Emit all the data exactly as provided.

START WORKING DATA

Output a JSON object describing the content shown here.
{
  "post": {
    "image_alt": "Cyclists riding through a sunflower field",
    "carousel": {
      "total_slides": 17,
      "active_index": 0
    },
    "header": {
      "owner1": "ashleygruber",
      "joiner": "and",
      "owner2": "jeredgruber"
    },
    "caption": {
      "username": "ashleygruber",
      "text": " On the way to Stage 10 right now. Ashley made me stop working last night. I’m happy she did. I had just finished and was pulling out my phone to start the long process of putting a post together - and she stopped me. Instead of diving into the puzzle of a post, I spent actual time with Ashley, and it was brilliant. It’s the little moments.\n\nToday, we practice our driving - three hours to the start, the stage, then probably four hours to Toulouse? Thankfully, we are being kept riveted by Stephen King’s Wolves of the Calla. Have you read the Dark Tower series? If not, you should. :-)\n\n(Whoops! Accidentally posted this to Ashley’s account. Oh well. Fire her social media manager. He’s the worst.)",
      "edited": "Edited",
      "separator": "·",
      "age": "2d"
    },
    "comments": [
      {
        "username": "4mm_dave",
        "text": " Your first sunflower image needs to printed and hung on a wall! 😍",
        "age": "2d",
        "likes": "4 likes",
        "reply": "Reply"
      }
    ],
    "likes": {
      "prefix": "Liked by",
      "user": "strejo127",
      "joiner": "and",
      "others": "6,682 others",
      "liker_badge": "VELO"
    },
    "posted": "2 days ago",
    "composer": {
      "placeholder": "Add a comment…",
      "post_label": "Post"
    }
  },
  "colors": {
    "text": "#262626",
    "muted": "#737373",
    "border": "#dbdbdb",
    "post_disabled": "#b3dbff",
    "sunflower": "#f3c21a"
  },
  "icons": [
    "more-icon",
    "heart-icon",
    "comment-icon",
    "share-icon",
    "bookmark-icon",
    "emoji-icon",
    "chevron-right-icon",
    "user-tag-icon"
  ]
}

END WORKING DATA

## WORKED SOLUTION
Output a JSON object describing the content shown here.
{
  "post": {
    "image_alt": "Cyclists riding through a sunflower field",
    "carousel": {
      "total_slides": 17,
      "active_index": 0
    },
    "header": {
      "owner1": "ashleygruber",
      "joiner": "and",
      "owner2": "jeredgruber"
    },
    "caption": {
      "username": "ashleygruber",
      "text": " On the way to Stage 10 right now. Ashley made me stop working last night. I’m happy she did. I had just finished and was pulling out my phone to start the long process of putting a post together - and she stopped me. Instead of diving into the puzzle of a post, I spent actual time with Ashley, and it was brilliant. It’s the little moments.\n\nToday, we practice our driving - three hours to the start, the stage, then probably four hours to Toulouse? Thankfully, we are being kept riveted by Stephen King’s Wolves of the Calla. Have you read the Dark Tower series? If not, you should. :-)\n\n(Whoops! Accidentally posted this to Ashley’s account. Oh well. Fire her social media manager. He’s the worst.)",
      "edited": "Edited",
      "separator": "·",
      "age": "2d"
    },
    "comments": [
      {
        "username": "4mm_dave",
        "text": " Your first sunflower image needs to printed and hung on a wall! 😍",
        "age": "2d",
        "likes": "4 likes",
        "reply": "Reply"
      }
    ],
    "likes": {
      "prefix": "Liked by",
      "user": "strejo127",
      "joiner": "and",
      "others": "6,682 others",
      "liker_badge": "VELO"
    },
    "posted": "2 days ago",
    "composer": {
      "placeholder": "Add a comment…",
      "post_label": "Post"
    }
  },
  "colors": {
    "text": "#262626",
    "muted": "#737373",
    "border": "#dbdbdb",
    "post_disabled": "#b3dbff",
    "sunflower": "#f3c21a"
  },
  "icons": [
    "more-icon",
    "heart-icon",
    "comment-icon",
    "share-icon",
    "bookmark-icon",
    "emoji-icon",
    "chevron-right-icon",
    "user-tag-icon"
  ]
}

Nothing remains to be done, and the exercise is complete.